__REQUIRED ACTION__
Print each entry verbatim.

:: EXTRACTED MATERIAL ::

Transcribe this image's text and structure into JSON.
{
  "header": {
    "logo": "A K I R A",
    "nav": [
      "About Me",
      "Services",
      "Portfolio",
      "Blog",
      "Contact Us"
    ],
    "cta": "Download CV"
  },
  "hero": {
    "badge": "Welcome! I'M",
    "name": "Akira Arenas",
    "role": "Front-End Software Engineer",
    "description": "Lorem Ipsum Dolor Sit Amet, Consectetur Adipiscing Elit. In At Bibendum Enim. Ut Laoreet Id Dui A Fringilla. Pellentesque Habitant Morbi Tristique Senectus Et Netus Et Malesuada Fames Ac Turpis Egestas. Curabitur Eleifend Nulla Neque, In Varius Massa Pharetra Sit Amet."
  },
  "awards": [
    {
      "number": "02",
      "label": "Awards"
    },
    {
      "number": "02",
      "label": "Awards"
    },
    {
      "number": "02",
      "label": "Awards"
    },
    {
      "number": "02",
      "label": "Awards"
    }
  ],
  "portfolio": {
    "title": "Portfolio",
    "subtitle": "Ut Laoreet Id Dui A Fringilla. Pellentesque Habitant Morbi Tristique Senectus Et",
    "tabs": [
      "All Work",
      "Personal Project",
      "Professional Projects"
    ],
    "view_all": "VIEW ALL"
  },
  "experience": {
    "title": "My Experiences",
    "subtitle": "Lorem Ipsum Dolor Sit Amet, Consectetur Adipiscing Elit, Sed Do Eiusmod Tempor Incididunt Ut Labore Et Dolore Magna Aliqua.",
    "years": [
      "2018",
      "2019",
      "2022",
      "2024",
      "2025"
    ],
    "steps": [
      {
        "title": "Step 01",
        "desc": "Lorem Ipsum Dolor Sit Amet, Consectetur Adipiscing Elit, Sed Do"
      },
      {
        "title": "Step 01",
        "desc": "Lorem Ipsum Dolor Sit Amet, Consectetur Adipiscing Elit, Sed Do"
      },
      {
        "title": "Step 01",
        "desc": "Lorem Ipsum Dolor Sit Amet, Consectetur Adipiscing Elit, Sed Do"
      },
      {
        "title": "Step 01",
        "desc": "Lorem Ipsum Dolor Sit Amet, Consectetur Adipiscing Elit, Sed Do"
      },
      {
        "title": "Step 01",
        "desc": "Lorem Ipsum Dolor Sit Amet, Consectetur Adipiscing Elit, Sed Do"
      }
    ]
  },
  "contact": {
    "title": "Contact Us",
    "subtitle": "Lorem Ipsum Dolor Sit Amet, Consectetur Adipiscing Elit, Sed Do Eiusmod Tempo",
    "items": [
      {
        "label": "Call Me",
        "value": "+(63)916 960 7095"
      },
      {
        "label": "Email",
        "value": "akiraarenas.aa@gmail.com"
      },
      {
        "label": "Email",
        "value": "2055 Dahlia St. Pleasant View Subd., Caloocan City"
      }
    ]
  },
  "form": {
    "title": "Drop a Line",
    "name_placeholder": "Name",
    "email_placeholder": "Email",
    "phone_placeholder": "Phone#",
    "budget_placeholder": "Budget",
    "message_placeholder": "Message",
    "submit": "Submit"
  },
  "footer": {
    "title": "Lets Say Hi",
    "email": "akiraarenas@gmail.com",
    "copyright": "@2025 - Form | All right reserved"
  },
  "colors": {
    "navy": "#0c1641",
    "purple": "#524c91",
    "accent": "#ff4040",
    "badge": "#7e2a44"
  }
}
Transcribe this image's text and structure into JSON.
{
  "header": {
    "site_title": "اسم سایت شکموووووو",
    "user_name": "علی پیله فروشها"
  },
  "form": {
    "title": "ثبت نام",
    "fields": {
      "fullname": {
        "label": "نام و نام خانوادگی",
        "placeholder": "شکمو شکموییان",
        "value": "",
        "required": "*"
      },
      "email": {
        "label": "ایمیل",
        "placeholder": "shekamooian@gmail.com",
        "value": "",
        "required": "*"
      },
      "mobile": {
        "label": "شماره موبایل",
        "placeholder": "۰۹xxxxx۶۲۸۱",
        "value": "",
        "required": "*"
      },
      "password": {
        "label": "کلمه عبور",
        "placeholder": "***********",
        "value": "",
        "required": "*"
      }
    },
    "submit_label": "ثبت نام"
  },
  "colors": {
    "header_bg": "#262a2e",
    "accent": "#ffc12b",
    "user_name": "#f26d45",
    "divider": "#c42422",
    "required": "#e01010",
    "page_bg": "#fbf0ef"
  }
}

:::

__SOLUTION FOR THIS EXERCISE__
Transcribe this image's text and structure into JSON.
{
  "header": {
    "logo": "A K I R A",
    "nav": [
      "About Me",
      "Services",
      "Portfolio",
      "Blog",
      "Contact Us"
    ],
    "cta": "Download CV"
  },
  "hero": {
    "badge": "Welcome! I'M",
    "name": "Akira Arenas",
    "role": "Front-End Software Engineer",
    "description": "Lorem Ipsum Dolor Sit Amet, Consectetur Adipiscing Elit. In At Bibendum Enim. Ut Laoreet Id Dui A Fringilla. Pellentesque Habitant Morbi Tristique Senectus Et Netus Et Malesuada Fames Ac Turpis Egestas. Curabitur Eleifend Nulla Neque, In Varius Massa Pharetra Sit Amet."
  },
  "awards": [
    {
      "number": "02",
      "label": "Awards"
    },
    {
      "number": "02",
      "label": "Awards"
    },
    {
      "number": "02",
      "label": "Awards"
    },
    {
      "number": "02",
      "label": "Awards"
    }
  ],
  "portfolio": {
    "title": "Portfolio",
    "subtitle": "Ut Laoreet Id Dui A Fringilla. Pellentesque Habitant Morbi Tristique Senectus Et",
    "tabs": [
      "All Work",
      "Personal Project",
      "Professional Projects"
    ],
    "view_all": "VIEW ALL"
  },
  "experience": {
    "title": "My Experiences",
    "subtitle": "Lorem Ipsum Dolor Sit Amet, Consectetur Adipiscing Elit, Sed Do Eiusmod Tempor Incididunt Ut Labore Et Dolore Magna Aliqua.",
    "years": [
      "2018",
      "2019",
      "2022",
      "2024",
      "2025"
    ],
    "steps": [
      {
        "title": "Step 01",
        "desc": "Lorem Ipsum Dolor Sit Amet, Consectetur Adipiscing Elit, Sed Do"
      },
      {
        "title": "Step 01",
        "desc": "Lorem Ipsum Dolor Sit Amet, Consectetur Adipiscing Elit, Sed Do"
      },
      {
        "title": "Step 01",
        "desc": "Lorem Ipsum Dolor Sit Amet, Consectetur Adipiscing Elit, Sed Do"
      },
      {
        "title": "Step 01",
        "desc": "Lorem Ipsum Dolor Sit Amet, Consectetur Adipiscing Elit, Sed Do"
      },
      {
        "title": "Step 01",
        "desc": "Lorem Ipsum Dolor Sit Amet, Consectetur Adipiscing Elit, Sed Do"
      }
    ]
  },
  "contact": {
    "title": "Contact Us",
    "subtitle": "Lorem Ipsum Dolor Sit Amet, Consectetur Adipiscing Elit, Sed Do Eiusmod Tempo",
    "items": [
      {
        "label": "Call Me",
        "value": "+(63)916 960 7095"
      },
      {
        "label": "Email",
        "value": "akiraarenas.aa@gmail.com"
      },
      {
        "label": "Email",
        "value": "2055 Dahlia St. Pleasant View Subd., Caloocan City"
      }
    ]
  },
  "form": {
    "title": "Drop a Line",
    "name_placeholder": "Name",
    "email_placeholder": "Email",
    "phone_placeholder": "Phone#",
    "budget_placeholder": "Budget",
    "message_placeholder": "Message",
    "submit": "Submit"
  },
  "footer": {
    "title": "Lets Say Hi",
    "email": "akiraarenas@gmail.com",
    "copyright": "@2025 - Form | All right reserved"
  },
  "colors": {
    "navy": "#0c1641",
    "purple": "#524c91",
    "accent": "#ff4040",
    "badge": "#7e2a44"
  }
}
Transcribe this image's text and structure into JSON.
{
  "header": {
    "site_title": "اسم سایت شکموووووو",
    "user_name": "علی پیله فروشها"
  },
  "form": {
    "title": "ثبت نام",
    "fields": {
      "fullname": {
        "label": "نام و نام خانوادگی",
        "placeholder": "شکمو شکموییان",
        "value": "",
        "required": "*"
      },
      "email": {
        "label": "ایمیل",
        "placeholder": "shekamooian@gmail.com",
        "value": "",
        "required": "*"
      },
      "mobile": {
        "label": "شماره موبایل",
        "placeholder": "۰۹xxxxx۶۲۸۱",
        "value": "",
        "required": "*"
      },
      "password": {
        "label": "کلمه عبور",
        "placeholder": "***********",
        "value": "",
        "required": "*"
      }
    },
    "submit_label": "ثبت نام"
  },
  "colors": {
    "header_bg": "#262a2e",
    "accent": "#ffc12b",
    "user_name": "#f26d45",
    "divider": "#c42422",
    "required": "#e01010",
    "page_bg": "#fbf0ef"
  }
}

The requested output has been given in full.